WASHINGTON — Investing in information warfare capabilities is as important as updating military platforms, according to Col. Myles Caggins, the director of public affairs for the U.S. Army’s III Corps.
“Senior leaders need to embrace that public-communication warfare is important, and then have the policies that provide the resources to equip our words warriors and our soldiers with what they need,” he said during a virtual presentation Oct. 15 as part of the Association of the U.S. Army’s annual meeting.
To quickly thwart and defeat adversarial messages and campaigns in the information space — which includes social media and, more broadly, the internet — the Defense Department must invest in its information professionals and their tools just as it does in updating its tanks and planes, the officer argued.
Caggins recently concluded a tour in the Middle East serving as the spokesman for the global coalition combating the Islamic Statet group in Iraq and Syria. At the AUSA event, he shared lessons learned about fighting in the information environment, which includes a host of both state and nonstate actors.
A video from his presentation pointed to Russia, which is involved in the Syrian conflict, as an example of a country that conducts maneuvers in the physical space to achieve goals in the information environment. He cited Russia’s seemingly adept assault on a U.S. base in Syria, which was abandoned the day prior. The assault was filmed and broadcast.
On the modern internet, messages — true or false — can rapidly spread across the globe, and once a narrative is established, countering it can be a challenge. U.S. officials have described how American adversaries are winning the propaganda battle for hearts and minds by making false or misleading claims, such as large-scale civilian casualties during U.S. airstrikes. By the time the U.S. military conducts a full-scale assessment of these incidents, the narrative has taken hold.
The video from Caggins’ presentation also said the coalition fighting ISIS competed in this dynamic information environment in several ways: It created a mindset to domination the information environment with weaponized truth; it used an audience-centric approach to reach the people of Iraq and northeastern Syria in their natural language and on regional networks; it built relationships with representatives from partner forces and with regional journalists to fight misinformation; and it talked to the public though the press and embedded media.
Caggins said in his experience, social media is the fastest way to distribute messages, but the most effective route to the general public is through the press.
“As the tweeter in chief for the coalition, I had around 100,000 followers who were built up over the years. It would reach regional audiences, but most importantly I was trying to reach the journalists who would follow me so they could share the information, reach their audiences, hundreds of millions, hypothetically, billions of people from those tweets,” he said.
As the U.S. military reorganizes and reorients to fight the information war, top officials have talked at length about the importance public affairs plays in the landscape aside other military capabilities like cyber, electronic warfare and intelligence.
Caggins agrees that public affairs activities should be more encouraged.
The Marine Corps, in its operating concepts for the information space, has purposely eschewed the term “information warfare,” opting for operations in the information environment.
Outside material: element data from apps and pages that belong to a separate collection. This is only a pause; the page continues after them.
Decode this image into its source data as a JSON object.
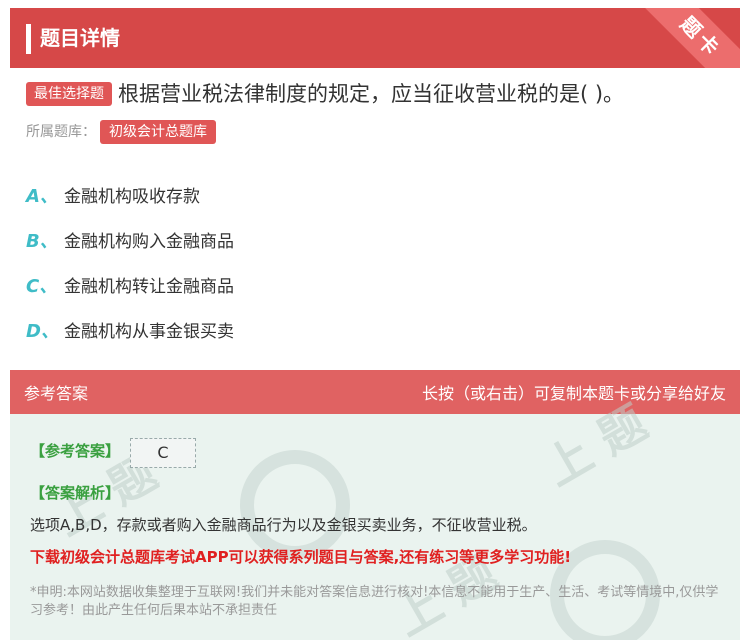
{
  "header": {
    "title": "题目详情",
    "corner_label": "题卡"
  },
  "question": {
    "type_badge": "最佳选择题",
    "text": "根据营业税法律制度的规定，应当征收营业税的是( )。",
    "bank_label": "所属题库：",
    "bank_name": "初级会计总题库"
  },
  "options": [
    {
      "letter": "A、",
      "text": "金融机构吸收存款"
    },
    {
      "letter": "B、",
      "text": "金融机构购入金融商品"
    },
    {
      "letter": "C、",
      "text": "金融机构转让金融商品"
    },
    {
      "letter": "D、",
      "text": "金融机构从事金银买卖"
    }
  ],
  "answer_section": {
    "title": "参考答案",
    "hint": "长按（或右击）可复制本题卡或分享给好友",
    "answer_tag": "【参考答案】",
    "answer_value": "C",
    "analysis_tag": "【答案解析】",
    "analysis_text": "选项A,B,D，存款或者购入金融商品行为以及金银买卖业务，不征收营业税。",
    "promo": "下载初级会计总题库考试APP可以获得系列题目与答案,还有练习等更多学习功能!",
    "disclaimer": "*申明:本网站数据收集整理于互联网!我们并未能对答案信息进行核对!本信息不能用于生产、生活、考试等情境中,仅供学习参考！由此产生任何后果本站不承担责任"
  },
  "colors": {
    "brand_red": "#d64848",
    "option_letter": "#3fbcc7",
    "answer_bg": "#eaf3ef",
    "tag_green": "#3aa040",
    "promo_red": "#e02020"
  }
}
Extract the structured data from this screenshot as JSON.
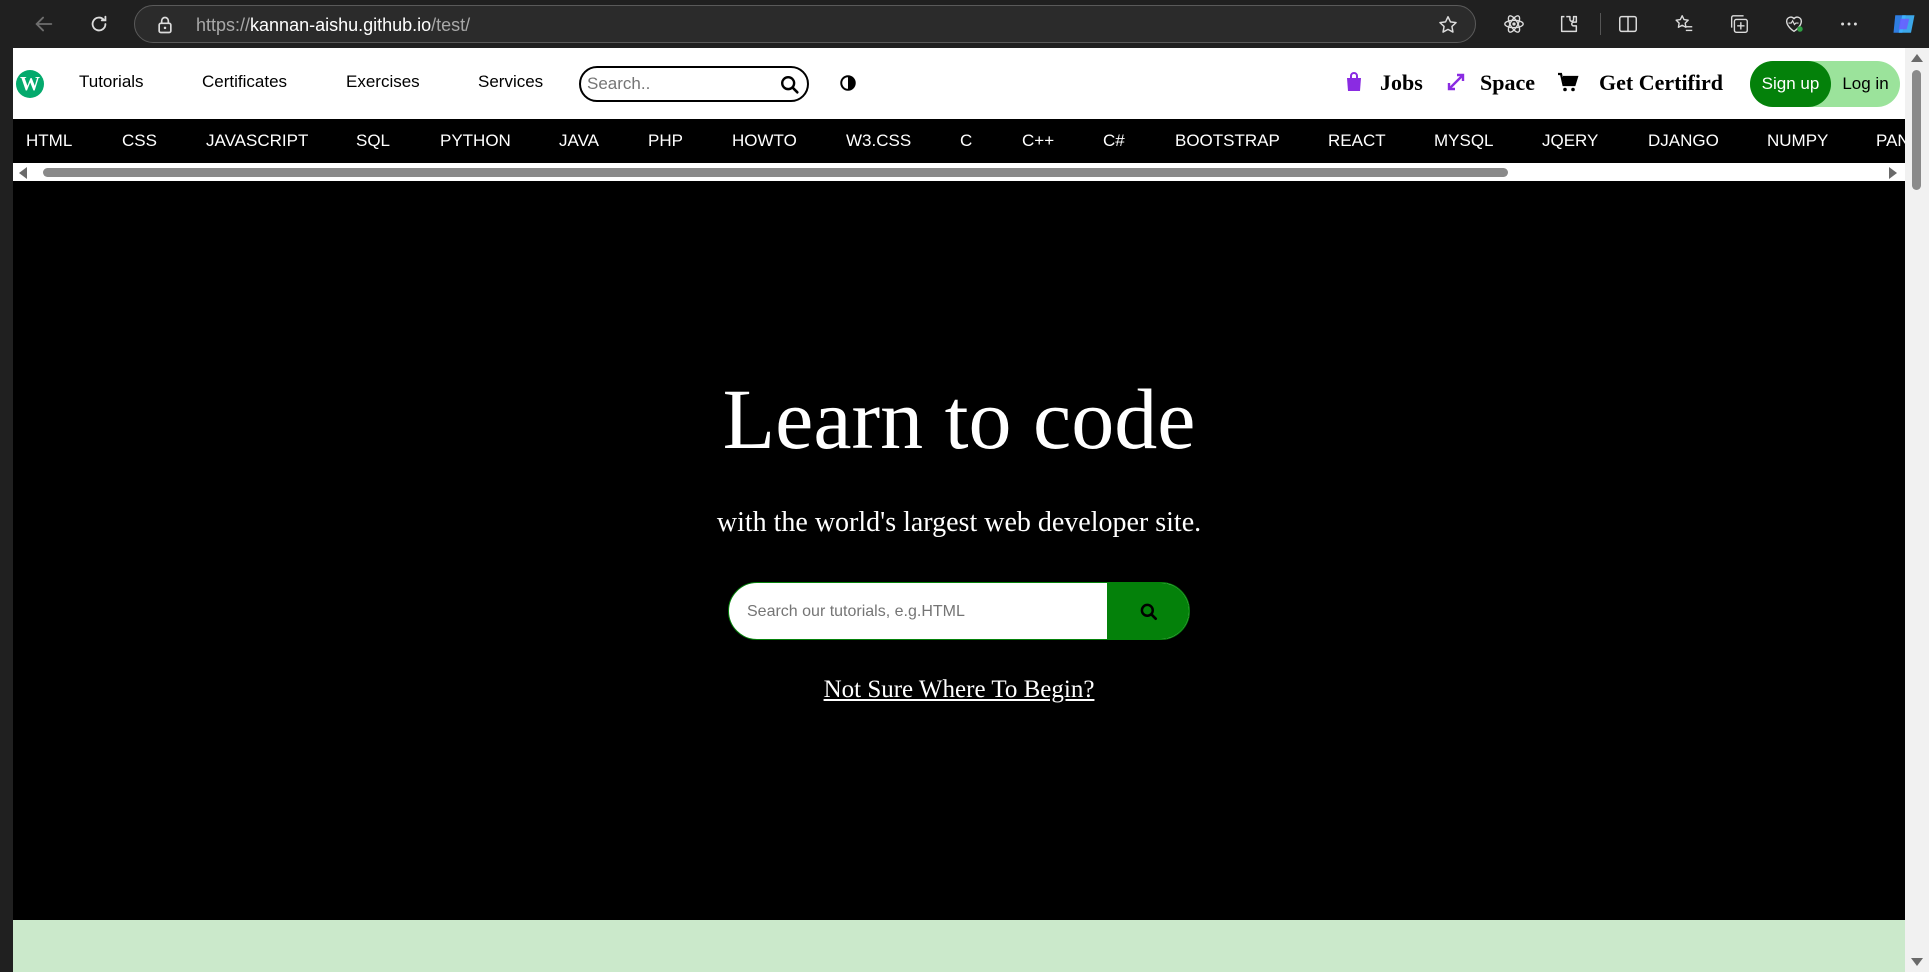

This is because the service wants to think more about the strategic communications aspect of it.
Caggins explained that soldiers on a patrol with cameras are essentially sensors, and that they should be allowed to post what they’re seeing — after a quick public affairs sanitation for operational security — because adversaries like Russia film everything they do.
“The Russians and other adversaries are filming everything that they do because they can’t afford some of the big-ticket programs and military items that we have. They know that information is much more influential often than large-scale military operations, kinetic activity, and they frequently don’t even have the capability to match us,” he said.
Caggins, also said the military has to give everyday foot soldiers and especially public affairs personnel the tools to upload content faster to compete in this environment.
“I’d like it if we, as an institution, as the government, formally amplified some of the social media that’s being done by our service members,” he said, adding that there should be more trust so military members can tell their stories.
He contrasted this approach with that of what the military traditionally does: spend billions of dollars on platforms and conduct operations to deter actions. “But how about we do simple things like just taking pictures of what we do and, more importantly, having our own service members and civilians tell their own story,” Caggins said.
Providing soldiers with the right camera gear and amplifying their messages is far less costly, he argued, and that can have a large impact. For example, Caggins said, following the Iranian missile attacks on U.S. bases in Iraq in January, combat camera soldiers took pictures of the damage that made it to Washington, impacting decisions made by top national leadership.
“Having a combat camera soldier there at Al Asad [Air Base] — even in a period where we’re reducing the number of U.S. troops on the ground — was essential,” he said.
The next step, according to Caggins, would be better Wi-Fi capabilities so troops can more quickly upload images, as there are areas where signals are limited or using the internet requires forces to pay out of pocket.
“We need to enable our words warriors to fight and win on the battlefield. No different than every few years the military will relook the rifles that our soldiers have, the optics that they have, will upgrade our tanks and helicopters,” Caggins said. “They need to be able to upload imagery anywhere in the world.”